He didn't express any concerns with the iterative relationship between sequential steps. The concern he expressed was that this iterative relationship had the potential to jump back multiple phases, resulting in significant delays because you couldn't skip back to where you came from; you had to go through the phases in sequence to get back to where you were. This sounds more like the Waterfall that so many have come to know and dislike.
This is also the first two pages of the paper. The rest of the paper consists of diagrams and steps to eliminate the risks inherent in the process. These steps are:
- Introduce preliminary program design before analysis
- Document the design. Dr. Royce was a firm believer in documentation, and lots of it. Yes, we're back on the Waterfall path, again. However, he is not recommending documentation for the sake of documentation. He just feels that a large software development project requires a lot of documentation, for very specific purposes.
- Do it twice. Run a smaller scale pilot, in a shorter timeframe, to simulate the process and identify then resolve problems before running the full project. And, yes, this is, counterintuitively, done before the next step…
- Plan, control, and monitor testing.
- The "last" step, although it is not so much a sequential step as a set of steps throughout the project, is to involve the customer. Three formal points for identifying the customer are identified, 1) during the Preliminary Software Review, held between the Preliminary Program Design and Analysis, 2) during the Critical Software Review, held between Program Design and Coding, and 3) during the Final Software Acceptance Review, held after Testing and before moving into Production. The expressed purpose for involving the customer is to gain commitment; giving the developer free rein is a recipe for failure.

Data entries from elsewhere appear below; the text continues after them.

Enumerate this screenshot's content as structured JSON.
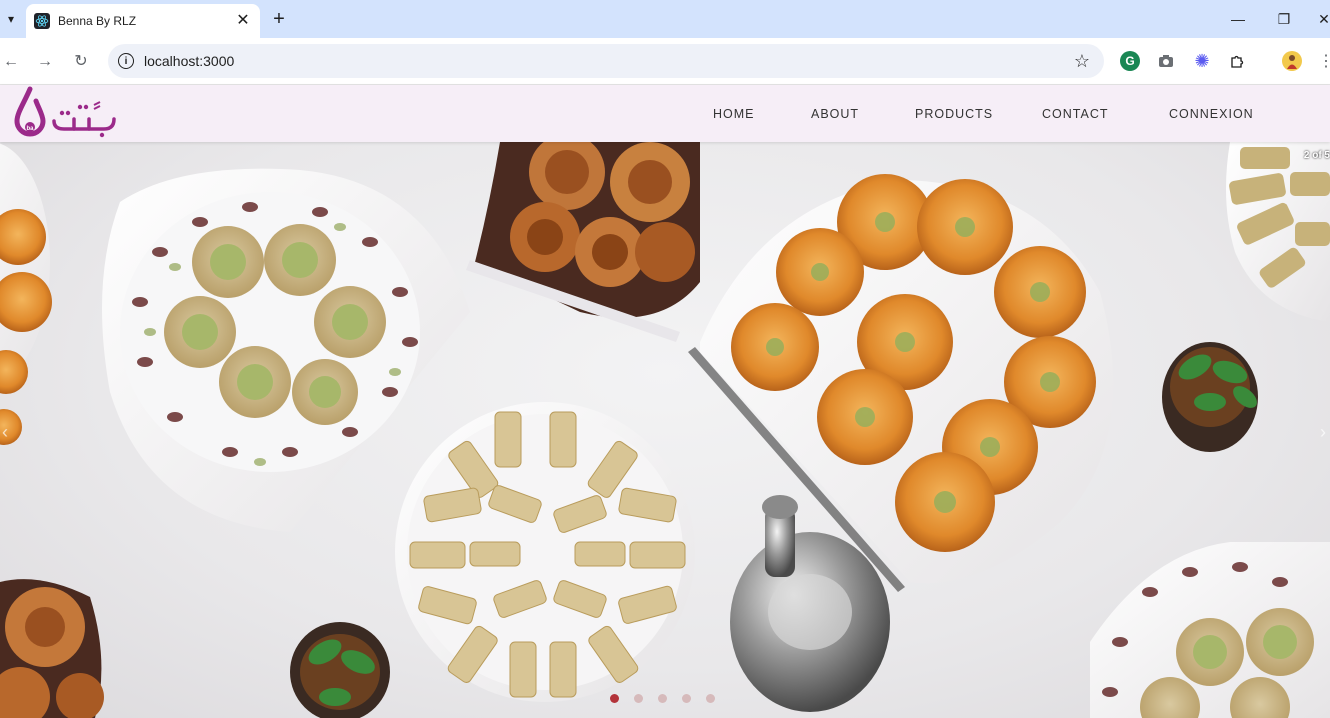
{
  "browser": {
    "tab_title": "Benna By RLZ",
    "url": "localhost:3000"
  },
  "site": {
    "nav": [
      "HOME",
      "ABOUT",
      "PRODUCTS",
      "CONTACT",
      "CONNEXION"
    ]
  },
  "carousel": {
    "counter": "2 of 5",
    "slide_count": 5,
    "active_slide": 1
  },
  "colors": {
    "header_bg": "#f6eef7",
    "brand_purple": "#9b2a8a",
    "tab_strip": "#d3e3fd"
  }
}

I'll be honest, I have used similar phases but, in 15 years managing projects, I have never done it exactly like this. Does that mean I wasn't using Waterfall, because I wasn’t doing it right?
No. This process potentially provides a foundation for both Agile and modern Waterfall. On the Agile side, there is iterative work and maintaining a close relationship with the customer. On the Waterfall side, there are sequential phases and lots of documentation.
This process could take a lot of time. Keep in mind that Dr. Royce never described a process for a medium sized development project. The process he described is intended for a large software project, which could take a lot of time even if you used Agile, instead. Agile does not guarantee faster delivery of a completed project, it attempts to deliver useable features faster. Agile may actually take longer than Waterfall on a large project, with the tradeoff being that what is delivered has a higher likelihood of being useful (and different from what was designed at the beginning of the project).
So, what is Waterfall, today, 46 years after Dr. Royce's paper was published? It's still sequential, mostly. It can still require a lot of documentation, but each project should be looked at to determine how the phases should interact and what the right level of documentation is. The area where Waterfall struggles the most is an area that would cause Agile to fail, as well. Customer involvement. Agile prescribes customer involvement. Waterfall apparently does, too, according to Dr. Royce. It's just not always implemented that way. When an Agile evangelist blames Waterfall for project failure, that person is removing accountability from the people who ran the process that failed. The project that failed may be one that would have been better served by Agile, but it may also be that the process needs to be adjusted and the people running the process need to learn from their mistakes.